The July 2005 meeting of Ashbourne Section CROCA involved a visit to Wirksworth, a small town in Derbyshire, for a guided tour of the town and a visit to its Heritage Centre. The town itself developed before the days town planning and is a maze of narrow streets, alleys and steps.
In 1800, it was the third largest town in Derbyshire, its prosperity coming from the large amounts of lead which were mined locally. This industry declined over the years but its Barmoot Court, the oldest Industrial Court in the country, still meets twice a year to sort out any lead mining disputes There were also major quarries in the area (see article on the Ecclesbourne Valley Railway) but these have also gone into decline
One of the other major industries in the town was the manufacture of narrow tape. Again, all the mills have now disappeared although Bowmer and Sons of Gorsey Bank Mill is still in operation as part of Bowmer Bond Narrow Fabrics at nearby Ashbourne. One of the main products was the miles and miles of red tape, beloved of officialdom at home and abroad. It was also Bowmer’s proud boast that it manufactured the fuse binding tape for every Mills bomb that was used in World War 1.

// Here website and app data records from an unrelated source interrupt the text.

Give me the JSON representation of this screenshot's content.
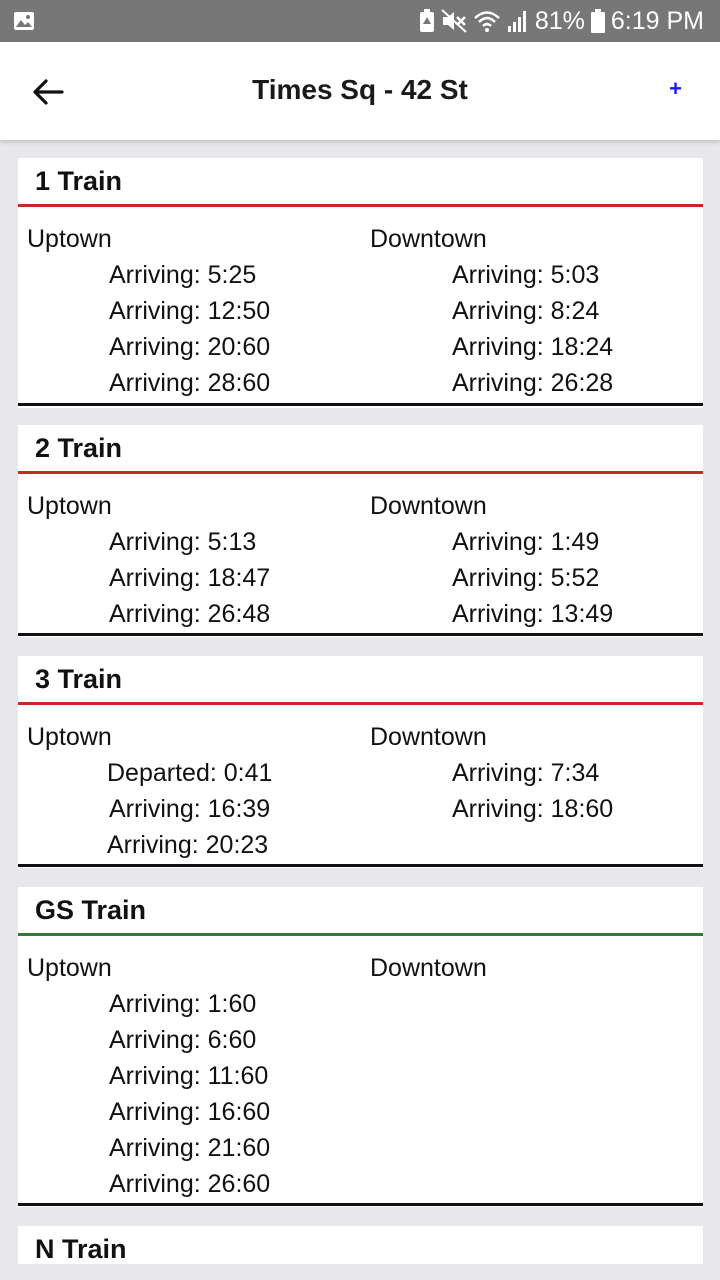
{
  "status_bar": {
    "battery_percent": "81%",
    "time": "6:19 PM",
    "icons": [
      "gallery-icon",
      "battery-saver-icon",
      "mute-icon",
      "wifi-icon",
      "signal-icon",
      "battery-icon"
    ]
  },
  "app_bar": {
    "title": "Times Sq - 42 St",
    "back_icon": "arrow-left-icon",
    "add_label": "+"
  },
  "colors": {
    "red_line": "#c62828",
    "green_line": "#2e7d32"
  },
  "trains": [
    {
      "name": "1 Train",
      "line_color": "#c62828",
      "uptown_label": "Uptown",
      "downtown_label": "Downtown",
      "uptown": [
        "Arriving: 5:25",
        "Arriving: 12:50",
        "Arriving: 20:60",
        "Arriving: 28:60"
      ],
      "downtown": [
        "Arriving: 5:03",
        "Arriving: 8:24",
        "Arriving: 18:24",
        "Arriving: 26:28"
      ]
    },
    {
      "name": "2 Train",
      "line_color": "#c62828",
      "uptown_label": "Uptown",
      "downtown_label": "Downtown",
      "uptown": [
        "Arriving: 5:13",
        "Arriving: 18:47",
        "Arriving: 26:48"
      ],
      "downtown": [
        "Arriving: 1:49",
        "Arriving: 5:52",
        "Arriving: 13:49"
      ]
    },
    {
      "name": "3 Train",
      "line_color": "#c62828",
      "uptown_label": "Uptown",
      "downtown_label": "Downtown",
      "uptown": [
        "Departed: 0:41",
        "Arriving: 16:39",
        "Arriving: 20:23"
      ],
      "downtown": [
        "Arriving: 7:34",
        "Arriving: 18:60"
      ]
    },
    {
      "name": "GS Train",
      "line_color": "#2e7d32",
      "uptown_label": "Uptown",
      "downtown_label": "Downtown",
      "uptown": [
        "Arriving: 1:60",
        "Arriving: 6:60",
        "Arriving: 11:60",
        "Arriving: 16:60",
        "Arriving: 21:60",
        "Arriving: 26:60"
      ],
      "downtown": []
    },
    {
      "name": "N Train",
      "line_color": "#f9a825",
      "uptown_label": "",
      "downtown_label": "",
      "uptown": [],
      "downtown": []
    }
  ]
}
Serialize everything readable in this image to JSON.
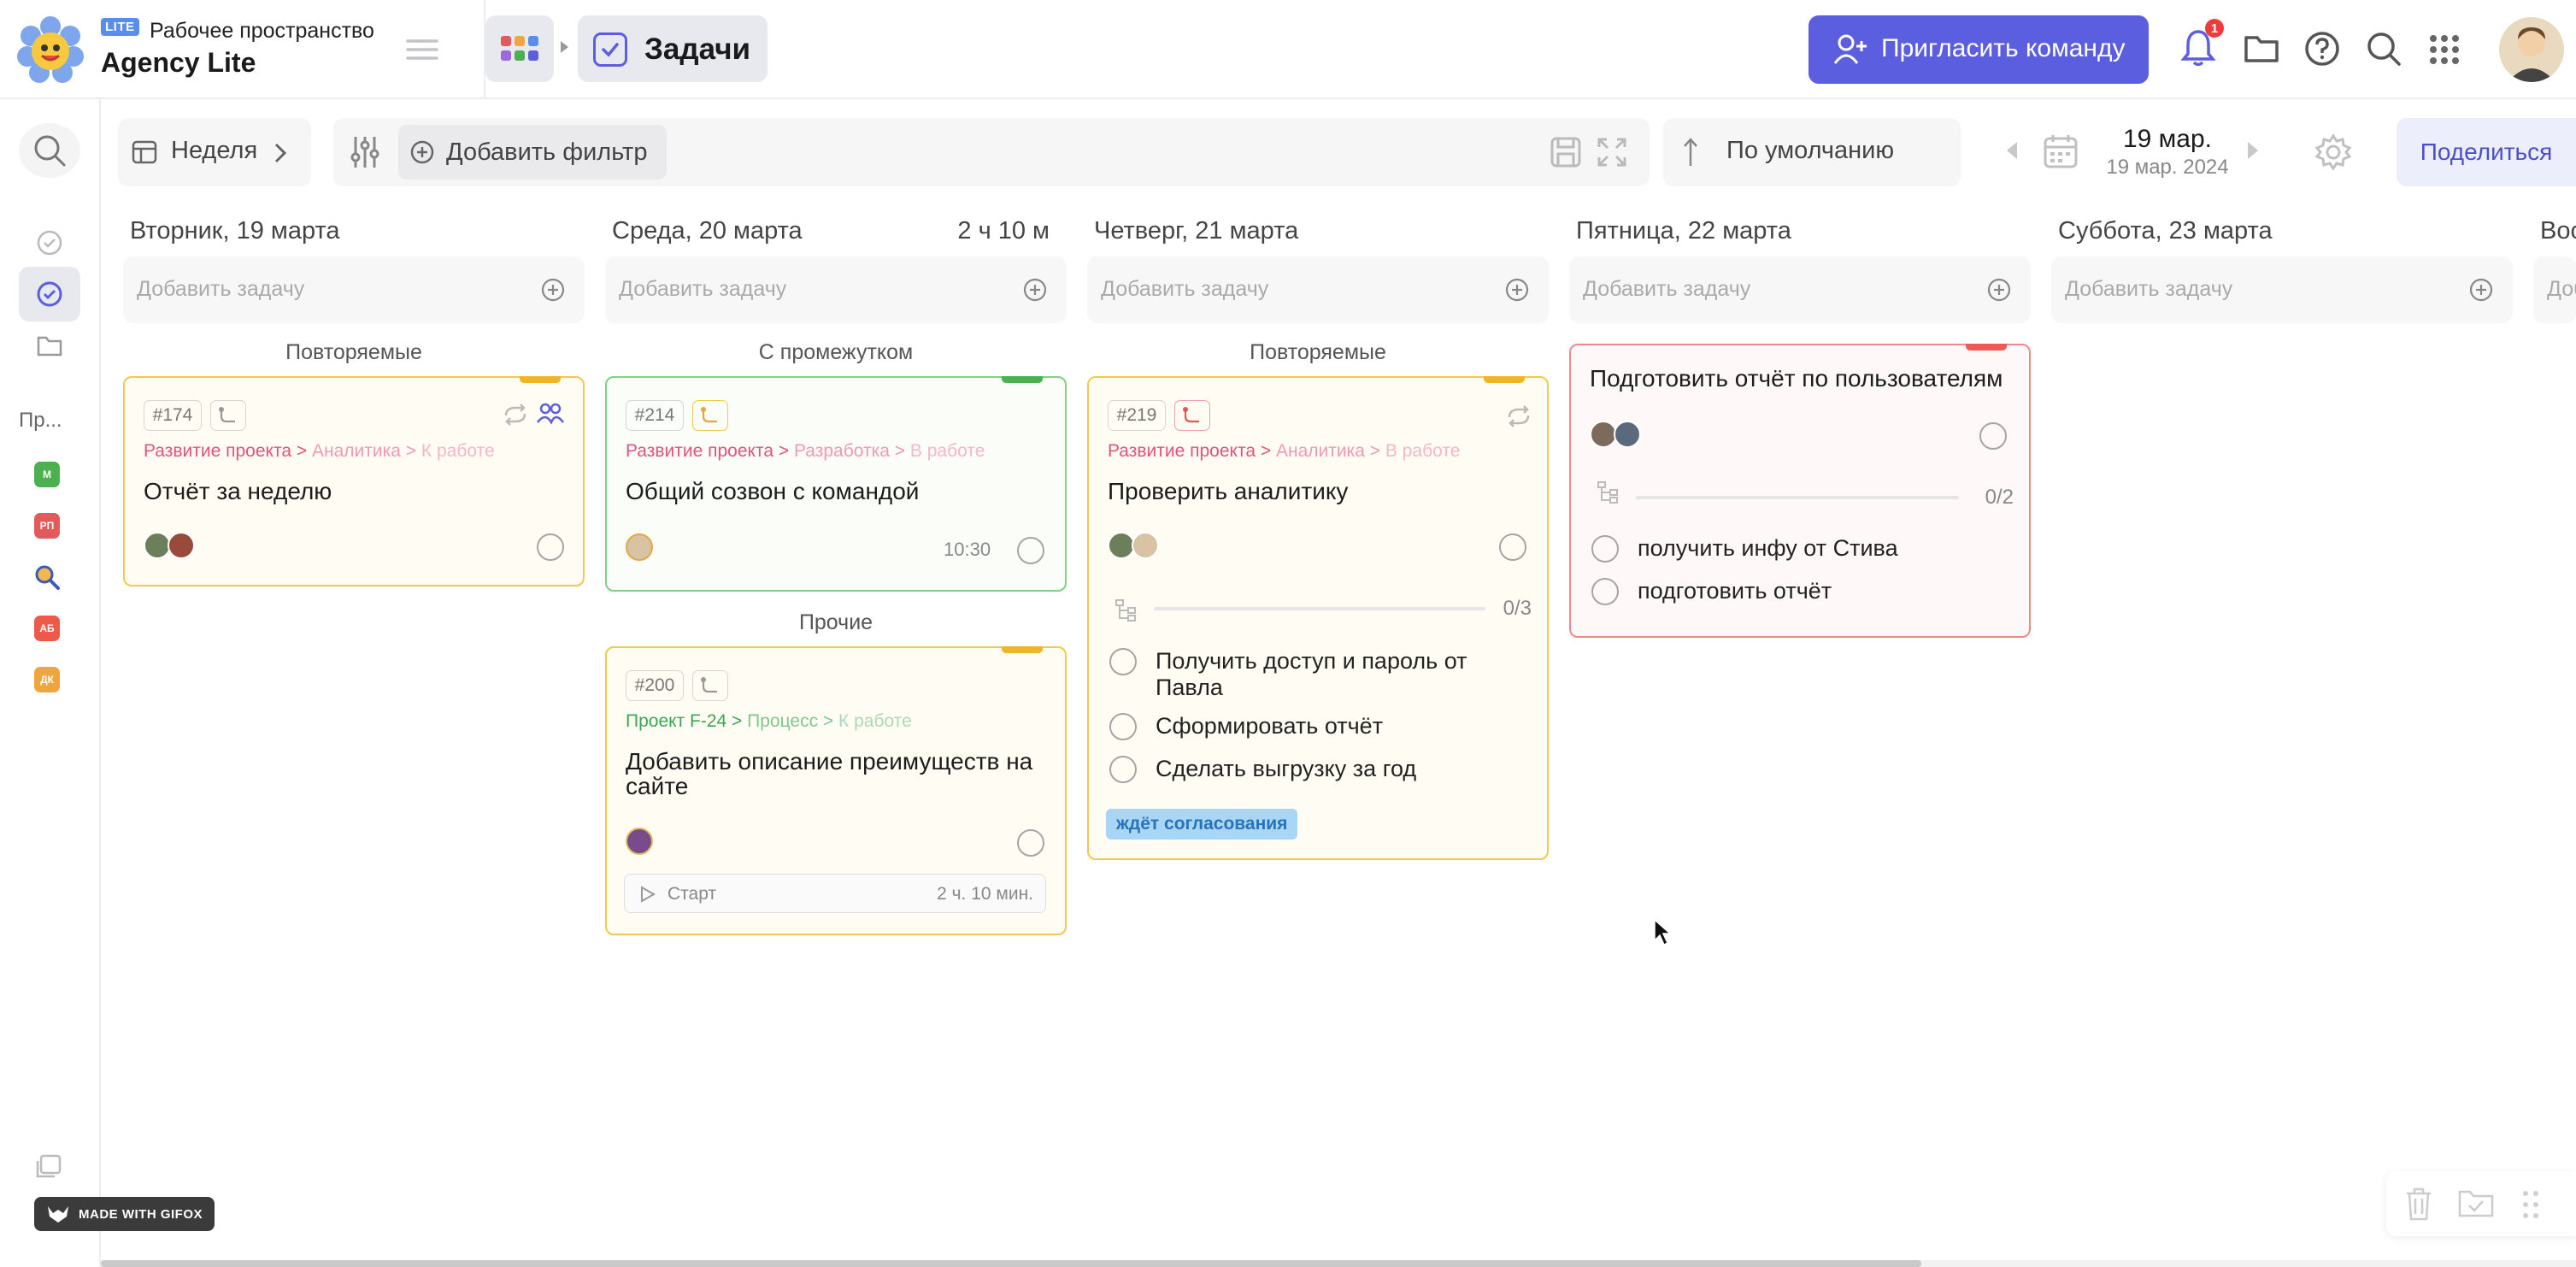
{
  "header": {
    "lite_badge": "LITE",
    "workspace_label": "Рабочее пространство",
    "workspace_name": "Agency Lite",
    "section_title": "Задачи",
    "invite_label": "Пригласить команду",
    "notif_count": "1"
  },
  "sidebar": {
    "projects_label": "Пр...",
    "projects": [
      {
        "abbr": "М",
        "color": "#4caf50"
      },
      {
        "abbr": "РП",
        "color": "#e35a5a"
      },
      {
        "abbr": "",
        "color": "#3b5bb5"
      },
      {
        "abbr": "АБ",
        "color": "#ee5a4a"
      },
      {
        "abbr": "ДК",
        "color": "#f0a640"
      }
    ]
  },
  "toolbar": {
    "view_label": "Неделя",
    "add_filter": "Добавить фильтр",
    "sort_label": "По умолчанию",
    "date_main": "19 мар.",
    "date_sub": "19 мар. 2024",
    "share_label": "Поделиться"
  },
  "add_task_placeholder": "Добавить задачу",
  "columns": [
    {
      "day": "Вторник, 19 марта",
      "duration": ""
    },
    {
      "day": "Среда, 20 марта",
      "duration": "2 ч 10 м"
    },
    {
      "day": "Четверг, 21 марта",
      "duration": ""
    },
    {
      "day": "Пятница, 22 марта",
      "duration": ""
    },
    {
      "day": "Суббота, 23 марта",
      "duration": ""
    },
    {
      "day": "Вос",
      "duration": ""
    }
  ],
  "groups": {
    "recurring": "Повторяемые",
    "with_interval": "С промежутком",
    "other": "Прочие"
  },
  "cards": {
    "c174": {
      "id": "#174",
      "crumb": [
        "Развитие проекта",
        ">",
        "Аналитика",
        ">",
        "К работе"
      ],
      "title": "Отчёт за неделю"
    },
    "c214": {
      "id": "#214",
      "crumb": [
        "Развитие проекта",
        ">",
        "Разработка",
        ">",
        "В работе"
      ],
      "title": "Общий созвон с командой",
      "time": "10:30"
    },
    "c200": {
      "id": "#200",
      "crumb": [
        "Проект F-24",
        ">",
        "Процесс",
        ">",
        "К работе"
      ],
      "title": "Добавить описание преимуществ на сайте",
      "start_label": "Старт",
      "timer": "2 ч. 10 мин."
    },
    "c219": {
      "id": "#219",
      "crumb": [
        "Развитие проекта",
        ">",
        "Аналитика",
        ">",
        "В работе"
      ],
      "title": "Проверить аналитику",
      "progress": "0/3",
      "subtasks": [
        "Получить доступ и пароль от Павла",
        "Сформировать отчёт",
        "Сделать выгрузку за год"
      ],
      "badge": "ждёт согласования"
    },
    "cfri": {
      "title": "Подготовить отчёт по пользователям",
      "progress": "0/2",
      "subtasks": [
        "получить инфу от Стива",
        "подготовить отчёт"
      ]
    }
  },
  "watermark": "MADE WITH GIFOX",
  "colors": {
    "accent": "#5b5fdf",
    "yellow_border": "#f2c94c",
    "green_border": "#7fcf87",
    "red_border": "#f08a8a",
    "crumb_red": "#e0537a",
    "crumb_green": "#3aa655",
    "badge_bg": "#a9d6f5",
    "badge_text": "#2873b9"
  }
}
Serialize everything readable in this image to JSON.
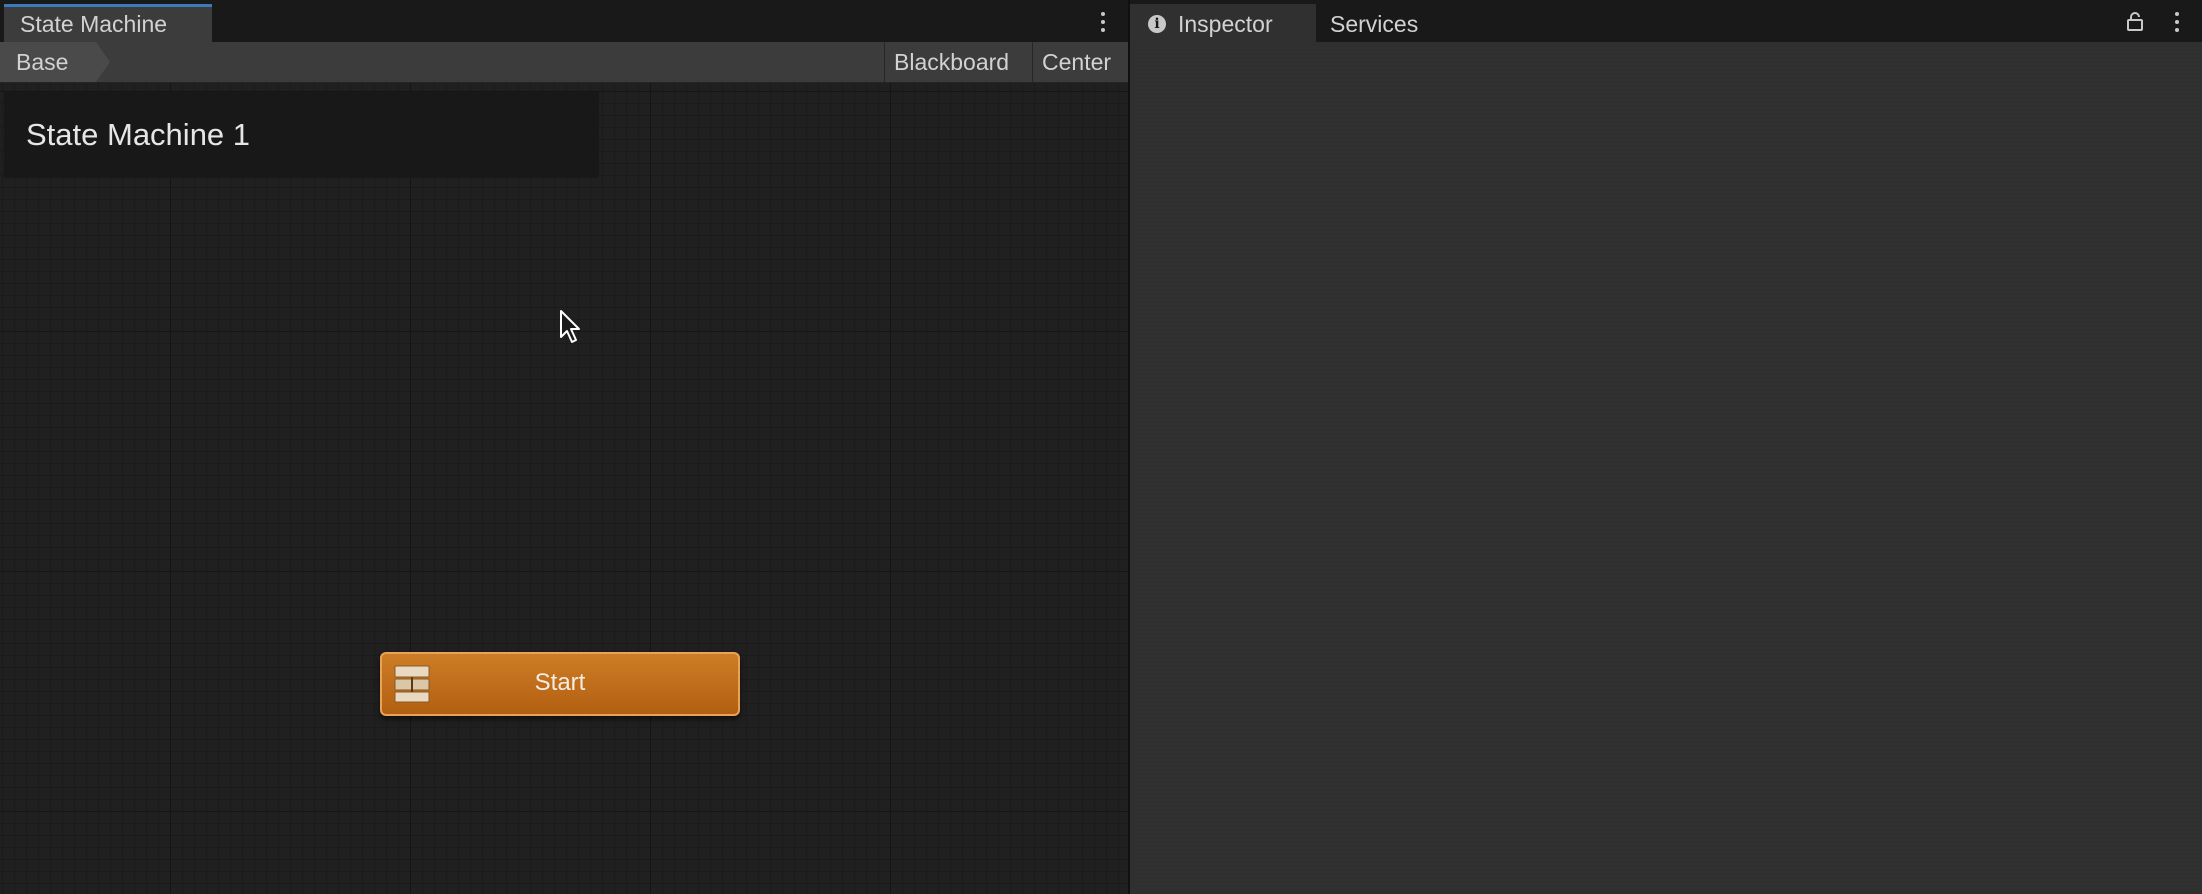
{
  "state_machine_window": {
    "tab_title": "State Machine",
    "breadcrumb": "Base",
    "toolbar": {
      "blackboard_label": "Blackboard",
      "center_label": "Center"
    },
    "graph_title": "State Machine 1",
    "nodes": [
      {
        "label": "Start",
        "type": "entry",
        "color": "#c26d1d"
      }
    ]
  },
  "right_window": {
    "tabs": [
      {
        "label": "Inspector",
        "icon": "info-icon",
        "active": true
      },
      {
        "label": "Services",
        "active": false
      }
    ]
  },
  "colors": {
    "accent": "#3a79bb",
    "start_node": "#c26d1d",
    "panel_bg": "#202020"
  }
}
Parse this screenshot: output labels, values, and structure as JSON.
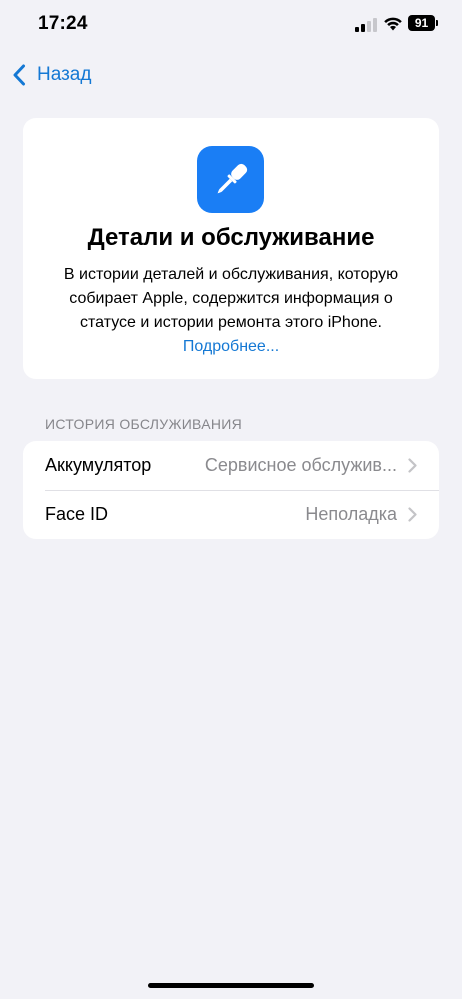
{
  "status_bar": {
    "time": "17:24",
    "battery": "91",
    "icons": [
      "cellular-signal-icon",
      "wifi-icon",
      "battery-icon"
    ]
  },
  "nav": {
    "back_label": "Назад",
    "back_icon": "chevron-left-icon"
  },
  "info_card": {
    "icon": "screwdriver-icon",
    "title": "Детали и обслуживание",
    "body": "В истории деталей и обслуживания, которую собирает Apple, содержится информация о статусе и истории ремонта этого iPhone. ",
    "link": "Подробнее..."
  },
  "service_history": {
    "header": "ИСТОРИЯ ОБСЛУЖИВАНИЯ",
    "rows": [
      {
        "label": "Аккумулятор",
        "value": "Сервисное обслужив..."
      },
      {
        "label": "Face ID",
        "value": "Неполадка"
      }
    ]
  },
  "colors": {
    "accent": "#1478d4",
    "background": "#f2f2f7",
    "icon_bg": "#1a7ef5",
    "secondary_text": "#8a8a8e"
  }
}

Running up from the main street are some very narrow and steep lanes and in the early 1900’s these were used as “test beds” for Rolls Royce cars which were being built at the newly opened works in Derby. I understand that motor cycle hill-climb trails used the same route.
If you are in the area, a visit is recommended to the Heritage Centre where there are exhibitions spanning the town’s history from prehistoric times to the present day. It is open Wednesday to Sunday (and on Bank Holidays) from Good Friday to the end of September, 1030 to 1630. Since it is run entirely by volunteers, a phone call beforehand is advisable. The tours are also run by the Centre but I suspect that they need to be pre-booked.
Contact: 01629 825225 Website: www.gilkin.demon.co.uk